- [To do]: Please filter the data below down to the lines holding the string "hint".

- [Listed entries]:
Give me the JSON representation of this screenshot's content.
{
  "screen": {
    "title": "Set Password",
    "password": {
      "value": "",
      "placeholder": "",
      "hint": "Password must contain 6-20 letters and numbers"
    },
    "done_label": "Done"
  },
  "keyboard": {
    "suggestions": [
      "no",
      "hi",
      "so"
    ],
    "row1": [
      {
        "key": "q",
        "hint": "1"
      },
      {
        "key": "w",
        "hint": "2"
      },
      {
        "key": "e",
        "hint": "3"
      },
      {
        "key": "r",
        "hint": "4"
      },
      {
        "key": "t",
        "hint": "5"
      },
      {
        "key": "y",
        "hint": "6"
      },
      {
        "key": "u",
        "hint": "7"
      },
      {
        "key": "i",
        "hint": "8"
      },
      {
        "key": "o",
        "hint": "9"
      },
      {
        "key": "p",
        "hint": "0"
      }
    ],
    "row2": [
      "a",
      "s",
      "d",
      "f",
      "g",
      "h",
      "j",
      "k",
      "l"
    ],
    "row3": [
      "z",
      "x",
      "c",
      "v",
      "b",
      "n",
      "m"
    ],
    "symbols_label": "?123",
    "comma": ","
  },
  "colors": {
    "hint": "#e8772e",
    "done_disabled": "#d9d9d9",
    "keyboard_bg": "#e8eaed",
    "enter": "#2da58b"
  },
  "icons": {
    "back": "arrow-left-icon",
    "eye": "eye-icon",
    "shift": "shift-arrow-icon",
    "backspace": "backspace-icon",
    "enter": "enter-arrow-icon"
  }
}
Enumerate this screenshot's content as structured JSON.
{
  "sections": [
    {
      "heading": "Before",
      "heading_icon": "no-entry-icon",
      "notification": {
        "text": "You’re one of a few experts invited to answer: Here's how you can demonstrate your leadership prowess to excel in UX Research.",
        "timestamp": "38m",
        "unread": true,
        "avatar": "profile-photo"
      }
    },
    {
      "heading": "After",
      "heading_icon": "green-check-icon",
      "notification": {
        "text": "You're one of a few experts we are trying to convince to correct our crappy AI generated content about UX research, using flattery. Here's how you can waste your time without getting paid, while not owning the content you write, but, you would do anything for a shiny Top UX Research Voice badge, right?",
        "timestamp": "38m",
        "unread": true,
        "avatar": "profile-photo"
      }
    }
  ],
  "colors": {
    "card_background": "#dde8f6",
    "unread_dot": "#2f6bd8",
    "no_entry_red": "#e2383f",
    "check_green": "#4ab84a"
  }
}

- [Answer]:
      "hint": "Password must contain 6-20 letters and numbers"
        "hint": "1"
        "hint": "2"
        "hint": "3"
        "hint": "4"
        "hint": "5"
        "hint": "6"
        "hint": "7"
        "hint": "8"
        "hint": "9"
        "hint": "0"
    "hint": "#e8772e",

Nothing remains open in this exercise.